■ Stored data ■
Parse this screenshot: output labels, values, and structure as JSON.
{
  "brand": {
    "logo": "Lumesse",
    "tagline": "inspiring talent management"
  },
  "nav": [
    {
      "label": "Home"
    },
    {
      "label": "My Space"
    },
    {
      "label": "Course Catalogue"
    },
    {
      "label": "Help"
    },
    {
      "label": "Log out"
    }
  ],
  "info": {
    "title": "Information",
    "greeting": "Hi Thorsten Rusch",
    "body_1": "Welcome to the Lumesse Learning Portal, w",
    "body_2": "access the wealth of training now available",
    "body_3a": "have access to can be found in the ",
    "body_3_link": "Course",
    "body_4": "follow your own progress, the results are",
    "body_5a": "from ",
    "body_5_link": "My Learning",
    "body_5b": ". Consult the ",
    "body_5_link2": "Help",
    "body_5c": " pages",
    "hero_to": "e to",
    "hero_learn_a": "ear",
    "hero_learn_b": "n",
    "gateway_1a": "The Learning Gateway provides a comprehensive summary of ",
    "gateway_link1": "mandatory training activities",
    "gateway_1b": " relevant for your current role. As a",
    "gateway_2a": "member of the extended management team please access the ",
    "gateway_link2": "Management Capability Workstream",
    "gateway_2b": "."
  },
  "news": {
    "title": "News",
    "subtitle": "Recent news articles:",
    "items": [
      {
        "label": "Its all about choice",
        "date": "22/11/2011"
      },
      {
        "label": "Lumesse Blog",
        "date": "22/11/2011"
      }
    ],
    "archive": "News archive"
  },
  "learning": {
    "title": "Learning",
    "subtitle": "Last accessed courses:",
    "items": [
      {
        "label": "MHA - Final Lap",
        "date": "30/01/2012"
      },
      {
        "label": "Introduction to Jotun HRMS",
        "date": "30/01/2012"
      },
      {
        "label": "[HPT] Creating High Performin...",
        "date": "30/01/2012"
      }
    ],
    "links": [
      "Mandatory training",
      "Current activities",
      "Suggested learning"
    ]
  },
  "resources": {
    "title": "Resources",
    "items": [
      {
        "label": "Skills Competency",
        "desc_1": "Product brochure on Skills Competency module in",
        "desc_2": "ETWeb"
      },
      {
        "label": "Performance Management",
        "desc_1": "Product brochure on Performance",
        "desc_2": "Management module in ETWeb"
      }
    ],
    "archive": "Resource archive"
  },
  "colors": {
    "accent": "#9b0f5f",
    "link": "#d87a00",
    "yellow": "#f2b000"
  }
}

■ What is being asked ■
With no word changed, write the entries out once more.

■ Solution to this task ■
Parse this screenshot: output labels, values, and structure as JSON.
{
  "brand": {
    "logo": "Lumesse",
    "tagline": "inspiring talent management"
  },
  "nav": [
    {
      "label": "Home"
    },
    {
      "label": "My Space"
    },
    {
      "label": "Course Catalogue"
    },
    {
      "label": "Help"
    },
    {
      "label": "Log out"
    }
  ],
  "info": {
    "title": "Information",
    "greeting": "Hi Thorsten Rusch",
    "body_1": "Welcome to the Lumesse Learning Portal, w",
    "body_2": "access the wealth of training now available",
    "body_3a": "have access to can be found in the ",
    "body_3_link": "Course",
    "body_4": "follow your own progress, the results are",
    "body_5a": "from ",
    "body_5_link": "My Learning",
    "body_5b": ". Consult the ",
    "body_5_link2": "Help",
    "body_5c": " pages",
    "hero_to": "e to",
    "hero_learn_a": "ear",
    "hero_learn_b": "n",
    "gateway_1a": "The Learning Gateway provides a comprehensive summary of ",
    "gateway_link1": "mandatory training activities",
    "gateway_1b": " relevant for your current role. As a",
    "gateway_2a": "member of the extended management team please access the ",
    "gateway_link2": "Management Capability Workstream",
    "gateway_2b": "."
  },
  "news": {
    "title": "News",
    "subtitle": "Recent news articles:",
    "items": [
      {
        "label": "Its all about choice",
        "date": "22/11/2011"
      },
      {
        "label": "Lumesse Blog",
        "date": "22/11/2011"
      }
    ],
    "archive": "News archive"
  },
  "learning": {
    "title": "Learning",
    "subtitle": "Last accessed courses:",
    "items": [
      {
        "label": "MHA - Final Lap",
        "date": "30/01/2012"
      },
      {
        "label": "Introduction to Jotun HRMS",
        "date": "30/01/2012"
      },
      {
        "label": "[HPT] Creating High Performin...",
        "date": "30/01/2012"
      }
    ],
    "links": [
      "Mandatory training",
      "Current activities",
      "Suggested learning"
    ]
  },
  "resources": {
    "title": "Resources",
    "items": [
      {
        "label": "Skills Competency",
        "desc_1": "Product brochure on Skills Competency module in",
        "desc_2": "ETWeb"
      },
      {
        "label": "Performance Management",
        "desc_1": "Product brochure on Performance",
        "desc_2": "Management module in ETWeb"
      }
    ],
    "archive": "Resource archive"
  },
  "colors": {
    "accent": "#9b0f5f",
    "link": "#d87a00",
    "yellow": "#f2b000"
  }
}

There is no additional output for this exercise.